I guess today I’ve got a little ode to or a little shoutout to stay-at-home parents. I am not one myself but I know that being one has got to be incredibly tough.
I once found myself a part-time stay at home dad when we were still living in Vancouver, Washington and I worked full-time, four days a week, and Kayleigh worked full-time, three days a week. So I spent three full days with Emmy, from like 7am to 9pm, just the two of us, kickin’ it. Keep in mind, Kayleigh was doing it four days, from 9am to 10pm or later. This is all after she already had to (as if she minded) stay at home for something like seven weeks after Emmy was born for her maternity leave, which was unpaid, by the way.
I’ve got to say, in the months that I did the whole all-day parenting thing—it was hard, like, it whooped my ass. I’m surprised we both even made it back then, like, we’re both here and in one piece and I think that’s impressive. But I did have really hard days being with Emmy all by myself, and I mean ALL by myself. We lived in the PNW all alone, with no family near or anything. Okay, so Kayleigh’s cousin Tiffany lived in downtown Portland but she’s a doctor and we rarely saw her so that doesn’t count. And yes, she did have a great aunt and uncle that lived at the coast 2.5 hours away, but hey, they lived on the coast, 2.5 hours away…

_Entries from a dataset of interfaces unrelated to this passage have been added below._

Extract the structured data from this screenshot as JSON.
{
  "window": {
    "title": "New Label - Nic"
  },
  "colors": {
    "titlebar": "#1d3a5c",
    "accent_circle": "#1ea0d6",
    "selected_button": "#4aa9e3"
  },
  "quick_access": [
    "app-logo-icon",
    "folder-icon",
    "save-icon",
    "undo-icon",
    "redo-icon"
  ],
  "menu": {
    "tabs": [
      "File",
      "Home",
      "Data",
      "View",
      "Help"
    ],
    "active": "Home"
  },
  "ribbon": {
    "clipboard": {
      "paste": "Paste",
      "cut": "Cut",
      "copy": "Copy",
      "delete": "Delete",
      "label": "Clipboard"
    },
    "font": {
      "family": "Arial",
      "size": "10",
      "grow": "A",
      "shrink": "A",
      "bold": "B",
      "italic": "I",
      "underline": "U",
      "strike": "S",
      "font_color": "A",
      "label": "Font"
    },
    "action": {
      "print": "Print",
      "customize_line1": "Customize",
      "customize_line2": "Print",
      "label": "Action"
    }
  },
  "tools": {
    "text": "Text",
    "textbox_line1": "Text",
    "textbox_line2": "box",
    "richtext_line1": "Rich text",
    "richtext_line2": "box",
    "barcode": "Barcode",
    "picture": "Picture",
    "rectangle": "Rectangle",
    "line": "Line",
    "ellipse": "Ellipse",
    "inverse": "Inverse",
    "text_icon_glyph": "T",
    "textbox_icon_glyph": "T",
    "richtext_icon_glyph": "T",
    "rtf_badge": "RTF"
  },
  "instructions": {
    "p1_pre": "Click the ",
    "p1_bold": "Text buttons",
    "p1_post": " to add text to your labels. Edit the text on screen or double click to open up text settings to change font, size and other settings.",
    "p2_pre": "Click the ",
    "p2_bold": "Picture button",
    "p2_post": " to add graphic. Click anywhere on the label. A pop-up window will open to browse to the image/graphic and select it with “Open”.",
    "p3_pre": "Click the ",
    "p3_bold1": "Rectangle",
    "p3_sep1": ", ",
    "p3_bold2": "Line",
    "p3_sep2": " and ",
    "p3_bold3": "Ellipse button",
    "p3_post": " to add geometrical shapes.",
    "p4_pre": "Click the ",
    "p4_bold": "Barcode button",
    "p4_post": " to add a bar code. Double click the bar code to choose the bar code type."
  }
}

This post is similar to what Kayleigh wrote on Monday—her Blissful Friday post—and I figured I could build off of that a little and delve a little deeper into some of the things we do when we have a little time away from Emmy.
The first thing we do is we miss her. I think it’s kinda a given for parents to miss their kids when they’re away from them for even a short time, even when said kid is just upstairs sleeping in another room! You get sort of used to the little devils being around and things can seem pretty still, too still even, when they’re not. So yes, the first thing we do—pretty much always—is we miss the little girl—even when we’ve just left her upstairs.
With that out of the way, I’m going to tell you about things we really do, when Emmy’s not around, when she’s away from us, out of our presence you may say… so here we go.